Hack 13. Create an AutoNumber Field with a Custom Value
The AutoNumber field doesn't need to begin with a value of 1. You can override Access's default autonumbering scheme to better suit your requirements.
A great feature that Access brings to the table-creation process is the AutoNumber field. This field type places a value of 1 in the first record and automatically increases the value by 1 as records are added. It doesn't contain any significant or meaningful data. Its basic purpose is to become the key field and thereby provide uniqueness to the data records.
Just plop a field into the table design, and designate it as an AutoNumber field. Typically such a field has a name with ID or Num in it, such as CustomerID or RecordNum. Note that a table can have only one AutoNumber field.
All in all, AutoNumber is a great feature, but there is one gotcha: the value always starts at 1. Often, this isn't an issue because the field value really is unimportant. The fact that the values are unique is what matters more. But what if you need to use a self-incrementing number that starts at a different value? Can you do this? Of course!
2.2.1. Seeding AutoNumber with a Number of Your Choice
The AutoNumber field type doesn't have a property to specify the starting value. Figure 2-1 shows a table design. As you can see, the first field is an AutoNumber field, and its addressable properties fill the lower-left area of the table design window. Note that you have nowhere to input a default start value.
Figure 2-1. AutoNumber, an incrementing field type
To be clear, the table does contain a New Values property, but all it tells you is whether new values are incremented or are random. It tells you nothing about starting the increment at a value of your choice. So, the first record will have a value of 1 in the field, the second record will have a value of 2 in the field, and so on.
To override the default starting value of 1, you can use an Append query to insert a different starting value. After you have designed the table and are ready to use it, you must get the initial value in place. Figure 2-2 shows an Append query that specifically places a value in the AutoNumber field. That is, one record gets added to the table, with the AutoNumber field receiving the designated value.
Figure 2-2. Using a query to set the beginning AutoNumber value
Note that you enter this query in the SQL view. That's because it's not obvious how to enter this query in the design view (the query grid), in which Append queries are typically used to append one table to another. This operation works by appending a value to a field in a table with no other table involved (in a pinch, you can design another table just to hold the value, but you don't have to do so).
Figure 2-3 shows the results of running the Append query.

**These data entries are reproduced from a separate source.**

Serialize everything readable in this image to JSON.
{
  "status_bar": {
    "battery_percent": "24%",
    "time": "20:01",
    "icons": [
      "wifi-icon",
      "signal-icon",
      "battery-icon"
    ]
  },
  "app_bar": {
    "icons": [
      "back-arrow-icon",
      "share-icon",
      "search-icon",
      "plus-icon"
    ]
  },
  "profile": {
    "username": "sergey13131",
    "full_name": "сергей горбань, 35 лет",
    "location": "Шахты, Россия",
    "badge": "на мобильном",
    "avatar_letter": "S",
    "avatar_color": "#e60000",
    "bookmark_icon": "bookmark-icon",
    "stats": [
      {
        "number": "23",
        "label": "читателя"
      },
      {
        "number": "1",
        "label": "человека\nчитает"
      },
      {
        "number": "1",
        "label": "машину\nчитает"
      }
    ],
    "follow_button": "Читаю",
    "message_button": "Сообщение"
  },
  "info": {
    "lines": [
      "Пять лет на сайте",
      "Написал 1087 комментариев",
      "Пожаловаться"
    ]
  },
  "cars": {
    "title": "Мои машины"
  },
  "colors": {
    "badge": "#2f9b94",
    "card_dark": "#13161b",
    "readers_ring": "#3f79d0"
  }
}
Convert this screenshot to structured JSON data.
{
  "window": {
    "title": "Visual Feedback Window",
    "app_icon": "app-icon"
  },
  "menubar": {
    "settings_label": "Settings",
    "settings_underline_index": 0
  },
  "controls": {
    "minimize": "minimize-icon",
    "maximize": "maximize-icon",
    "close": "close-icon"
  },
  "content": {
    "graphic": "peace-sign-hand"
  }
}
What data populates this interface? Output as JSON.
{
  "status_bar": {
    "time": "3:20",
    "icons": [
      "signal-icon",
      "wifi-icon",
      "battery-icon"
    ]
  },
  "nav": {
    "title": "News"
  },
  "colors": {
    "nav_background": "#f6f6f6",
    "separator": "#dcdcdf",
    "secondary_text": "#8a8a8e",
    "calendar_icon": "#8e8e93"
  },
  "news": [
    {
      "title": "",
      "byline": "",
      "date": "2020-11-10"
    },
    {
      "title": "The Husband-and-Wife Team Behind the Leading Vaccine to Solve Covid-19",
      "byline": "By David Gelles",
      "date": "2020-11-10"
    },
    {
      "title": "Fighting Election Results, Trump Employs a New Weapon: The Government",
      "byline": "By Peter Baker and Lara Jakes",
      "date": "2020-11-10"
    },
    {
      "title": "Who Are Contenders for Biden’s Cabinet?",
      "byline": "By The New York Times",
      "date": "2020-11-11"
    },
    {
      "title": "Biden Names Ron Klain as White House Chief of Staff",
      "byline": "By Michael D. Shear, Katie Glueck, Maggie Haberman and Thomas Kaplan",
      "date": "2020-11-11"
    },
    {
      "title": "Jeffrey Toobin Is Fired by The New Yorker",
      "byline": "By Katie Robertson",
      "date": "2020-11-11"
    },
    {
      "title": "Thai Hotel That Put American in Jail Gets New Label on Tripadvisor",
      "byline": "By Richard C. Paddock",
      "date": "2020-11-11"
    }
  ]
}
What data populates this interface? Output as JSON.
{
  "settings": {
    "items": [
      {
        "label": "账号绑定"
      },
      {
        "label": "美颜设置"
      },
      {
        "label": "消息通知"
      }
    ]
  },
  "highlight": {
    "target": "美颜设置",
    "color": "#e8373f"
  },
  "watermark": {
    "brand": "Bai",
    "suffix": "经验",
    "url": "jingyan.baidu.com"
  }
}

The Employees table was empty but now it contains its first record, and the AutoNumber value for that record is 100.
Figure 2-3. The first record with the designated starting AutoNumber value
Note that no other fields have been populated yet. If any other fields must have a value, you must populate them with appropriate values in the query. For example, you can modify the query to populate additional fields, such as Employee and Title, like this:
INSERT INTO Employees (EmployeeID, Employee, Title) VALUES (100, 'John Smith', 'Supervisor');
Figure 2-4 shows the result of applying this new query. On the surface, this seems to take care of two birds with one stonestarting the AutoNumber with a value of your choice, yet without using a dummy record (as in Figure 2-3) to do so. However, this approach can be problematic. It's a little odd to populate the first record in this manner and then to populate all subsequent records via forms, processing, or other methods. The point is that it probably isn't practical to populate the first record in any method that differs from how other records are inserted.
Figure 2-4. Using a query to fill the AutoNumber field, along with other fields
But how can you get the first record to have the desired starting AutoNumber value without having a dummy record as the first record in your table? The twist is to still populate the first record using a query, but to populate the AutoNumber field with a value of one less than the real starting value. You can then delete this record, and the AutoNumber will increment as sub-sequent records are added. This means the first real data record, entered in whatever way your system handles it, will have the first value of choice. The AutoNumber will just increment from there, as expected.
In the example shown in this hack, the query needs to populate the table with a single record, in which a value of 99 is given to the AutoNumber. That record is then deleted (manually or otherwise; it doesn't matter how). When the first real data record is added, it will have an AutoNumber value of 100.
2.2.2. Hacking the Hack
You can reset the value of the AutoNumber field whenever you want. This doesn't change the existing records. It lets new records be numbered starting from a new initial value. You just run the Append query, as shown in Figure 2-2 (adjusted as discussed to handle any other required fields), but reset the value to one that is higher than the highest value already in the table. For example, if the last record entered in the table has a value of 220, reset the count to something higher. Obviously, you would skip the next incremental number; otherwise, there would be no reason to reestablish where the increment begins.
This offers an interesting option for managing your data. What if a series of records in a table has some unobvious but related attribute? For example, you can reset the AutoNumber field to a new starting value at the start of each year. Then, each year's data will be easy to distinguish. For example, all records in the year 2005 might lie within the 5,0005,999 range, all records for 2006 within the 6,0006,999 range, and so on.